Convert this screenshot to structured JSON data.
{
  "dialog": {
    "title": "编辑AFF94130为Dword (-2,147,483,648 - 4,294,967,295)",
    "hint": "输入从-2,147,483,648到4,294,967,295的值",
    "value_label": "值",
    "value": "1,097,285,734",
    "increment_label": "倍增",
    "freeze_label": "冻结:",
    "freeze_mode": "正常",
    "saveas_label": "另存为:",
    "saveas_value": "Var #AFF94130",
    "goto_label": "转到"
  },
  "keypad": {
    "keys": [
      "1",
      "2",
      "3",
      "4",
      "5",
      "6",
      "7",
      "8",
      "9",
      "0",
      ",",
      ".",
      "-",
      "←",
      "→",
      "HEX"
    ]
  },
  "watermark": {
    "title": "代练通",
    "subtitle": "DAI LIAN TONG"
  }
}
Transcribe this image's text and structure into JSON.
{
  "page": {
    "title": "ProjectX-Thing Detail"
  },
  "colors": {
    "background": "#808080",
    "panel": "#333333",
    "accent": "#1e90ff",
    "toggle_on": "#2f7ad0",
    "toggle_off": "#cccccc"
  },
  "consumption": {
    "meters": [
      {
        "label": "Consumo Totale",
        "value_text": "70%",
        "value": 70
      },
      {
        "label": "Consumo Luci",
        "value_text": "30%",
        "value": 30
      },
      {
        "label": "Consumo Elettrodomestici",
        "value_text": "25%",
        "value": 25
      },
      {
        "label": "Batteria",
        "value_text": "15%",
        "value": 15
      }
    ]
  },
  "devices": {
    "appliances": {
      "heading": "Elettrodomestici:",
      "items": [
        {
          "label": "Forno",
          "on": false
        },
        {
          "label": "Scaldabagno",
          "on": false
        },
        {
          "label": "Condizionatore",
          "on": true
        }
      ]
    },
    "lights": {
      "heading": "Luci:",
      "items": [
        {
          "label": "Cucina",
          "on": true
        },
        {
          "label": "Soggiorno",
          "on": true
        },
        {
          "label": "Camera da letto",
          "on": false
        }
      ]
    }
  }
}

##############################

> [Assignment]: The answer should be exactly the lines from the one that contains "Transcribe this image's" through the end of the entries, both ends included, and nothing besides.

> [Solution to this exercise]:
Transcribe this image's text and structure into JSON.
{
  "page": {
    "title": "ProjectX-Thing Detail"
  },
  "colors": {
    "background": "#808080",
    "panel": "#333333",
    "accent": "#1e90ff",
    "toggle_on": "#2f7ad0",
    "toggle_off": "#cccccc"
  },
  "consumption": {
    "meters": [
      {
        "label": "Consumo Totale",
        "value_text": "70%",
        "value": 70
      },
      {
        "label": "Consumo Luci",
        "value_text": "30%",
        "value": 30
      },
      {
        "label": "Consumo Elettrodomestici",
        "value_text": "25%",
        "value": 25
      },
      {
        "label": "Batteria",
        "value_text": "15%",
        "value": 15
      }
    ]
  },
  "devices": {
    "appliances": {
      "heading": "Elettrodomestici:",
      "items": [
        {
          "label": "Forno",
          "on": false
        },
        {
          "label": "Scaldabagno",
          "on": false
        },
        {
          "label": "Condizionatore",
          "on": true
        }
      ]
    },
    "lights": {
      "heading": "Luci:",
      "items": [
        {
          "label": "Cucina",
          "on": true
        },
        {
          "label": "Soggiorno",
          "on": true
        },
        {
          "label": "Camera da letto",
          "on": false
        }
      ]
    }
  }
}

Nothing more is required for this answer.